Entergy's River Bend Station

Case study

Online Ball Cleaning System Needed a Little Boost from Conco

Entergy's River Bend Station is a 991 MWe nuclear plant on the Mississippi River in St. Francisville, just north of Baton Rouge, Louisiana. In operation since 1986, the plant serves a major corridor through the state and contiguous environs and was able to supply continuous power to the New Orleans and the surrounding region throughout the Katrina Hurricane disaster. Concerns were raised recently when engineering evaluation of condenser efficiency reported declining performance, which was tied directly to MWe output of the plant. According to Ed Deweese, Sr. Lead Engineer, if they continued on a linear progression of degradation, they would soon fall below a 65% minimum condenser cleanliness/efficiency factor.

Various Cleaning Methods Assessed

Various service contractors and cleaning methods were considered - hydrolasing, chemical cleaning and mechanical tube shooting.

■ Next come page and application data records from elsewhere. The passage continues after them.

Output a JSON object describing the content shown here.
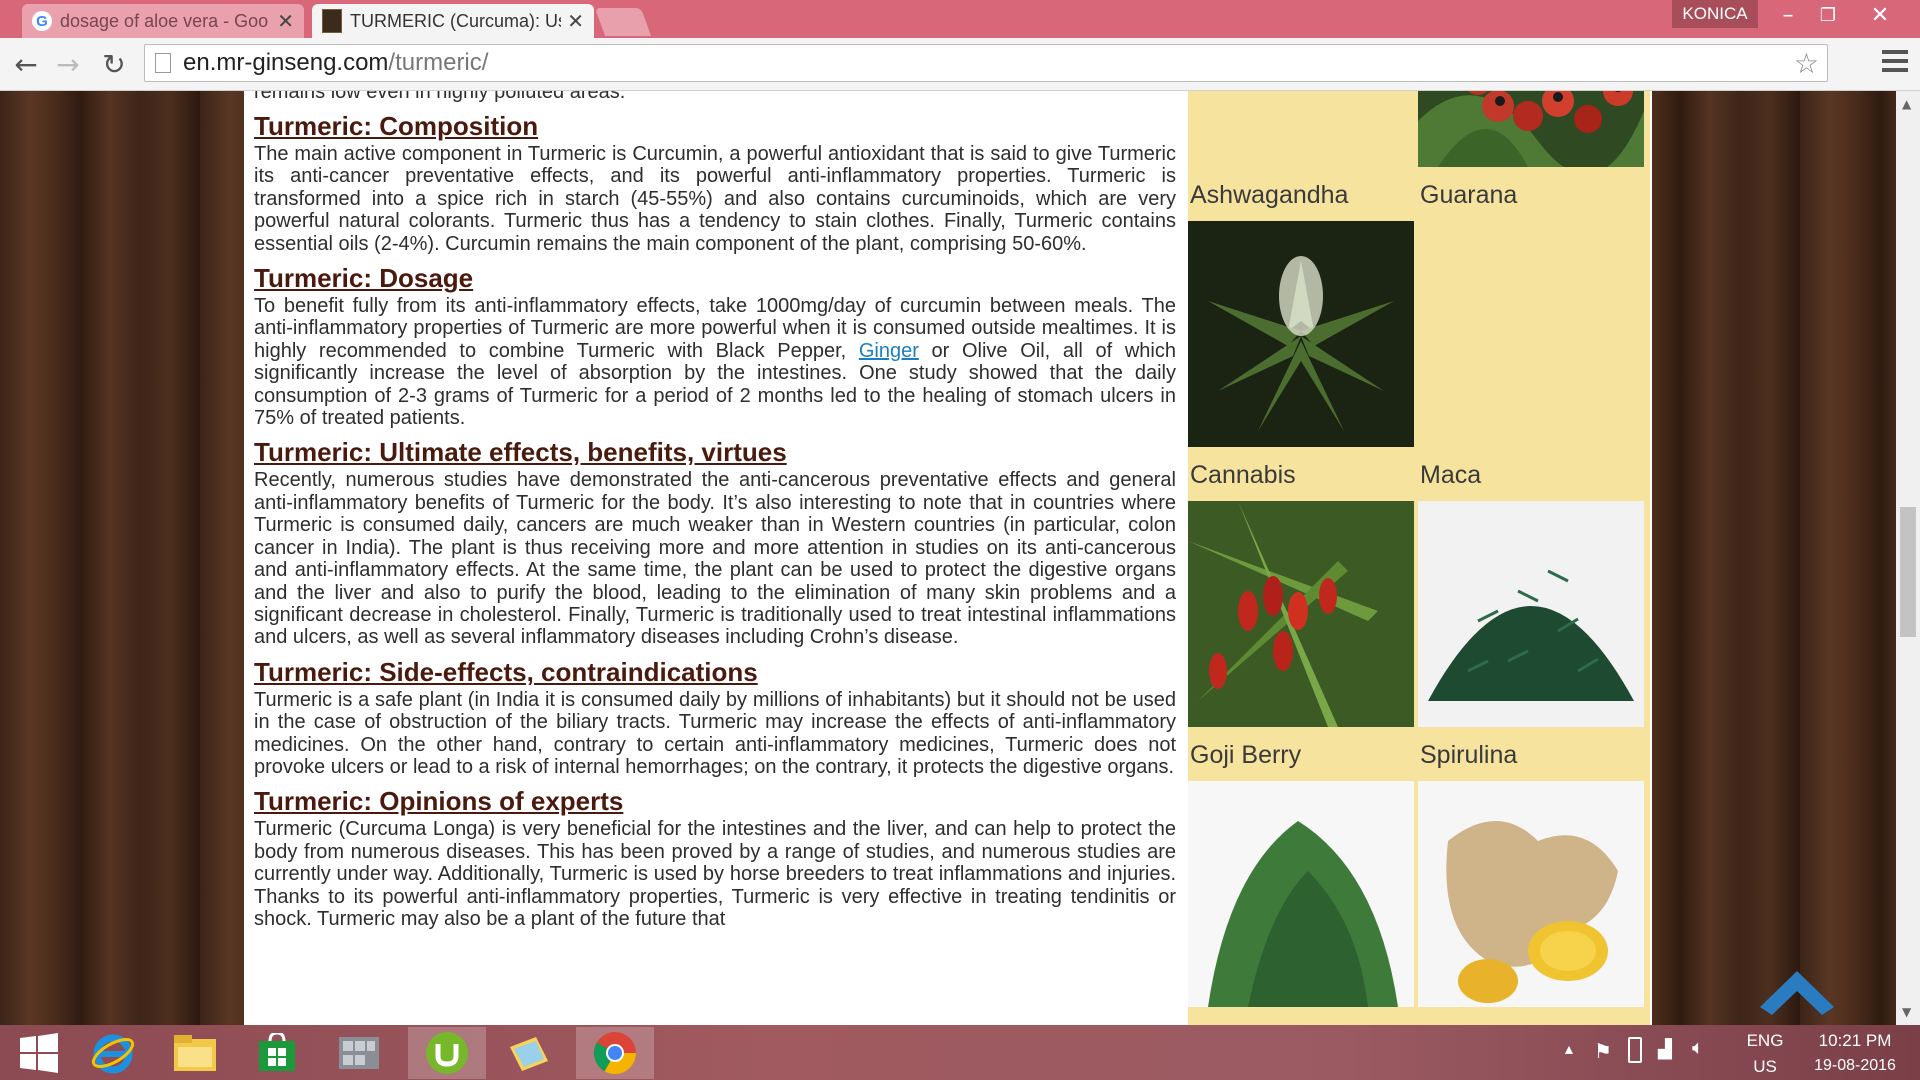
{
  "browser": {
    "tabs": [
      {
        "title": "dosage of aloe vera - Goo",
        "favicon": "google-g-icon",
        "active": false
      },
      {
        "title": "TURMERIC (Curcuma): Use",
        "favicon": "site-favicon",
        "active": true
      }
    ],
    "profile_name": "KONICA",
    "url_domain": "en.mr-ginseng.com",
    "url_path": "/turmeric/"
  },
  "article": {
    "cut_text": "remains low even in highly polluted areas.",
    "sections": [
      {
        "heading": "Turmeric: Composition",
        "body": "The main active component in Turmeric is Curcumin, a powerful antioxidant that is said to give Turmeric its anti-cancer preventative effects, and its powerful anti-inflammatory properties. Turmeric is transformed into a spice rich in starch (45-55%) and also contains curcuminoids, which are very powerful natural colorants. Turmeric thus has a tendency to stain clothes. Finally, Turmeric contains essential oils (2-4%). Curcumin remains the main component of the plant, comprising 50-60%."
      },
      {
        "heading": "Turmeric: Dosage",
        "body_before_link": "To benefit fully from its anti-inflammatory effects, take 1000mg/day of curcumin between meals. The anti-inflammatory properties of Turmeric are more powerful when it is consumed outside mealtimes. It is highly recommended to combine Turmeric with Black Pepper, ",
        "link": "Ginger",
        "body_after_link": " or Olive Oil, all of which significantly increase the level of absorption by the intestines. One study showed that the daily consumption of 2-3 grams of Turmeric for a period of 2 months led to the healing of stomach ulcers in 75% of treated patients."
      },
      {
        "heading": "Turmeric: Ultimate effects, benefits, virtues",
        "body": "Recently, numerous studies have demonstrated the anti-cancerous preventative effects and general anti-inflammatory benefits of Turmeric for the body. It’s also interesting to note that in countries where Turmeric is consumed daily, cancers are much weaker than in Western countries (in particular, colon cancer in India). The plant is thus receiving more and more attention in studies on its anti-cancerous and anti-inflammatory effects. At the same time, the plant can be used to protect the digestive organs and the liver and also to purify the blood, leading to the elimination of many skin problems and a significant decrease in cholesterol. Finally, Turmeric is traditionally used to treat intestinal inflammations and ulcers, as well as several inflammatory diseases including Crohn’s disease."
      },
      {
        "heading": "Turmeric: Side-effects, contraindications",
        "body": "Turmeric is a safe plant (in India it is consumed daily by millions of inhabitants) but it should not be used in the case of obstruction of the biliary tracts. Turmeric may increase the effects of anti-inflammatory medicines. On the other hand, contrary to certain anti-inflammatory medicines, Turmeric does not provoke ulcers or lead to a risk of internal hemorrhages; on the contrary, it protects the digestive organs."
      },
      {
        "heading": "Turmeric: Opinions of experts",
        "body": "Turmeric (Curcuma Longa) is very beneficial for the intestines and the liver, and can help to protect the body from numerous diseases. This has been proved by a range of studies, and numerous studies are currently under way. Additionally, Turmeric is used by horse breeders to treat inflammations and injuries. Thanks to its powerful anti-inflammatory properties, Turmeric is very effective in treating tendinitis or shock. Turmeric may also be a plant of the future that"
      }
    ]
  },
  "sidebar": {
    "plants": [
      {
        "label": "Ashwagandha",
        "image": "none",
        "color": "#f6e39e"
      },
      {
        "label": "Guarana",
        "image": "guarana-berries",
        "color": "#c0392b"
      },
      {
        "label": "Cannabis",
        "image": "cannabis-plant",
        "color": "#3d5a2a"
      },
      {
        "label": "Maca",
        "image": "none",
        "color": "#f6e39e"
      },
      {
        "label": "Goji Berry",
        "image": "goji-berries",
        "color": "#c0281e"
      },
      {
        "label": "Spirulina",
        "image": "spirulina-strands",
        "color": "#1f4a32"
      },
      {
        "label": "",
        "image": "green-powder",
        "color": "#3e7a3a"
      },
      {
        "label": "",
        "image": "ginger-root",
        "color": "#e0b040"
      }
    ]
  },
  "taskbar": {
    "language": "ENG",
    "region": "US",
    "time": "10:21 PM",
    "date": "19-08-2016",
    "pinned": [
      "windows-start-icon",
      "internet-explorer-icon",
      "file-explorer-icon",
      "store-icon",
      "server-icon",
      "utorrent-icon",
      "folder-notes-icon",
      "chrome-icon"
    ]
  }
}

River Bend Station has a hydrogen water chemistry system at the plant, which increases the dose rates at the condenser and taking the system out of service for a long period of time was a concern for chemistry management personnel. Continuous hydrogen injection into the feed water system provides long-term integrity protection to the reactor vessel. Based on these factors, and other dose related considerations, it would be important to spend as little time as possible in the condenser areas for inspection and cleaning.

Conco Total Condenser Performance™ Selected

River Bend made the decision to proceed with Total Condenser Performance Tube Cleaning from Conco Systems due to the reduced time required and inherent efficiencies in comparison to other methods. Conco's 80 years experience and specifically, experience in cleaning nuclear power plant condensers was also a major factor in the decision.

Waterbox Inspection Reveals Source of Performance Loss

There are four condenser water boxes serving the facility, each containing 17,452 1"x 18 BWG Admiralty brass tubes that were 45' in length. Inspection by Conco revealed that the Delta water box was suffering significantly degraded performance and the reason was quickly apparent. Plastic tower fill, V-shaped perforated sections located in the circulating water cooling towers had deteriorated and began sloughing off in small pieces, eventually winding up in the condenser, lodged against the inlet holes of the tubesheet. That, in turn, created a low flow condition at the inlet side of the water box. Because of the low flow condition caused by the plastic fill pieces, the condenser tubes were severely fouled with mud that settled in thick deposits. In addition, low flow conditions rendered the online ball cleaning systems completely ineffective, depositing thousands of sponge balls along with the other accumulated debris and fouling.

River Bend's First Ever Online Cleaning Commences

For the first time, River Bend conducted an online cleaning operation. With two Conco crews working around the clock, technicians cleared the water box of all debris and began shooting Conco C4S TruFit™ tube cleaners with the ProSeries™ Tube Cleaning System. The C4S TruFit™ cleaner is a four-metal-bladed center rivet design that provides overlapping tube I.D. coverage. TruFit cleaners by Conco feature spring-loaded blades and are specifically sized to the tube size.

Conco crews were able to clean the 17,452 tubes in each water box in only three days, completing the 34,904 tubes in less than a week. In all, more than a thousand pounds of mud was removed from the first water box and almost as much from the second, along with the plastic tower fill and thousands of sponge balls that were lined by the hundreds in many of the tubes.

Post Cleaning Results and Recommendations

Randy Glueck, Senior Systems Engineer, maintains the condenser efficiency ratings, averaged hourly, for the plant. Randy relates that post Conco cleaning performance numbers are up 80% and that they have realized an increase in power output of 2 1/2 MWe per hour, or 60 MWe per day. New circulating water screens have been procured and complete overhauls of the cooling towers are in progress to prevent a recurrence of the problem in the future.